/---

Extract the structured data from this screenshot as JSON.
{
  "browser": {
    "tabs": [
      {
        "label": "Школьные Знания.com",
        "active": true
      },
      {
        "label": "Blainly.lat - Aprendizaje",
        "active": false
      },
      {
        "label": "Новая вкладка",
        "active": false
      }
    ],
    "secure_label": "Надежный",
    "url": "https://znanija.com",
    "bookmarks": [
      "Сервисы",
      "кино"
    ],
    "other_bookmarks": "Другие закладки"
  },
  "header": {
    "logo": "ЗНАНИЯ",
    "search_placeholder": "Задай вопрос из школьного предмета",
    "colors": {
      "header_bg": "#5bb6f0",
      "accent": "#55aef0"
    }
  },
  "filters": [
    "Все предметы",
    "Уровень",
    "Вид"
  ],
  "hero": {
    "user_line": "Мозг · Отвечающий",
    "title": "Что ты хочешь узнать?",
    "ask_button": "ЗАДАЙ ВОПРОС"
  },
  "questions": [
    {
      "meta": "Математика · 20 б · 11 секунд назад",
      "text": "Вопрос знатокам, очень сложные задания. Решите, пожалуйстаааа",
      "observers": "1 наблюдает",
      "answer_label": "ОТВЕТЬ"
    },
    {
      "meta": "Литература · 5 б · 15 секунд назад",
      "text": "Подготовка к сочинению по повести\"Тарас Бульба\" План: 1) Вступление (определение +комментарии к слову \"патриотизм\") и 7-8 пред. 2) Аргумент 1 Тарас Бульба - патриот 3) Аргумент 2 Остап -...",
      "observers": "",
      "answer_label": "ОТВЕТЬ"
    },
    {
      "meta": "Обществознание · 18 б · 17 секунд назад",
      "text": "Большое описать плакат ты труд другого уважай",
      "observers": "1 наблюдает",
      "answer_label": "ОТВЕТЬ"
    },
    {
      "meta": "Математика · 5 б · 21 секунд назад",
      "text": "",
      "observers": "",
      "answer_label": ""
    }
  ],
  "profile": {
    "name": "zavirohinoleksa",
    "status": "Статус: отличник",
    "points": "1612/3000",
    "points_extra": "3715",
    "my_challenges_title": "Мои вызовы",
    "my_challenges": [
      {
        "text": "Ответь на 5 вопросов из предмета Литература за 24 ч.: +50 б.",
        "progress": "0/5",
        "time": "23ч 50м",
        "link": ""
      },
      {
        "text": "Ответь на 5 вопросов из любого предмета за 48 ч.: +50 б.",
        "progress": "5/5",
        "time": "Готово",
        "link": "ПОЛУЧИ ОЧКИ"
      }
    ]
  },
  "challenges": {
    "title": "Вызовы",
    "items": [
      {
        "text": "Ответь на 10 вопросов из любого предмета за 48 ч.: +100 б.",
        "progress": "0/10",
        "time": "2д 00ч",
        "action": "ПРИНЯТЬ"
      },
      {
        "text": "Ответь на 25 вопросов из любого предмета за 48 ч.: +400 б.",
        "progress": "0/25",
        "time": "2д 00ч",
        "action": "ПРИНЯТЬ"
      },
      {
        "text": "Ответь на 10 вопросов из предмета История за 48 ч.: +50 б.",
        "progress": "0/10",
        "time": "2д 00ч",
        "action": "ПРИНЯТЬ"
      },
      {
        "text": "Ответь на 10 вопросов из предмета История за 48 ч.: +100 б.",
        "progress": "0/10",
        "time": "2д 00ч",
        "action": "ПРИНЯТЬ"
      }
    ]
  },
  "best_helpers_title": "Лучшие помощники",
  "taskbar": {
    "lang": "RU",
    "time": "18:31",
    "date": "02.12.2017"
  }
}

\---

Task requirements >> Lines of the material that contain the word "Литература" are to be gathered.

Task output >>
      "meta": "Литература · 5 б · 15 секунд назад",
        "text": "Ответь на 5 вопросов из предмета Литература за 24 ч.: +50 б.",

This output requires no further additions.